The white cone is used for incident measurements. That means that you are measuring the amount of light falling on the subject. This is done by standing at the subject and pointing the white cone at the camera.
When you can't stand at the subject - for example, when shooting a distant landscape - you can measure the light reflected from the subject that arrives at the camera. To do this, you don't use the white cone - typically, you can either slide it away or physically remove it from the sensor. Then stand where the camera is and point the sensor towards the subject. It is usually a good idea to point it down a bit so you don't get too much light from the sky affecting the reading (unless of course the sky is the principal subject). Sky is typically brighter than the landscape, so measuring the sky brightness will result in under-exposure of the landscape, which is difficult to recover.
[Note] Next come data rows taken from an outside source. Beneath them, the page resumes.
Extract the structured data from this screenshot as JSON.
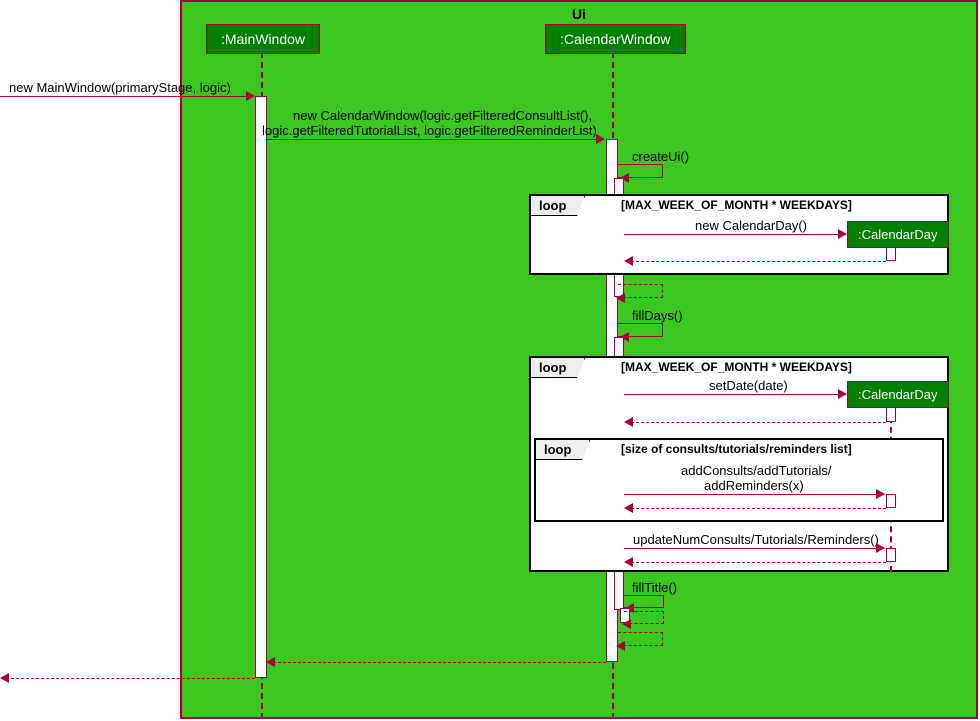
{
  "frame_title": "Ui",
  "participants": {
    "main_window": ":MainWindow",
    "calendar_window": ":CalendarWindow",
    "calendar_day": ":CalendarDay"
  },
  "messages": {
    "new_main": "new MainWindow(primaryStage, logic)",
    "new_calendar_l1": "new CalendarWindow(logic.getFilteredConsultList(),",
    "new_calendar_l2": "logic.getFilteredTutorialList, logic.getFilteredReminderList)",
    "create_ui": "createUi()",
    "new_day": "new CalendarDay()",
    "fill_days": "fillDays()",
    "set_date": "setDate(date)",
    "add_items_l1": "addConsults/addTutorials/",
    "add_items_l2": "addReminders(x)",
    "update_nums": "updateNumConsults/Tutorials/Reminders()",
    "fill_title": "fillTitle()"
  },
  "loops": {
    "loop_label": "loop",
    "cond1": "[MAX_WEEK_OF_MONTH * WEEKDAYS]",
    "cond2": "[MAX_WEEK_OF_MONTH * WEEKDAYS]",
    "cond3": "[size of consults/tutorials/reminders list]"
  }
}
Conversely, exposing for the landscape will result in over-exposure of the sky but this can often be recovered by burning-in the sky when printing (or by using a graduated ND filter when taking the photo).
Alternatively, if you are confident that the light falling on a distant landscape is the same as the light falling where you are then you can measure incident light at your location (using the white cone, standing away from any obstructions and pointing the meter in the same direction it would be pointed if you were standing at the subject and pointing it back towards the camera) and then use this reading.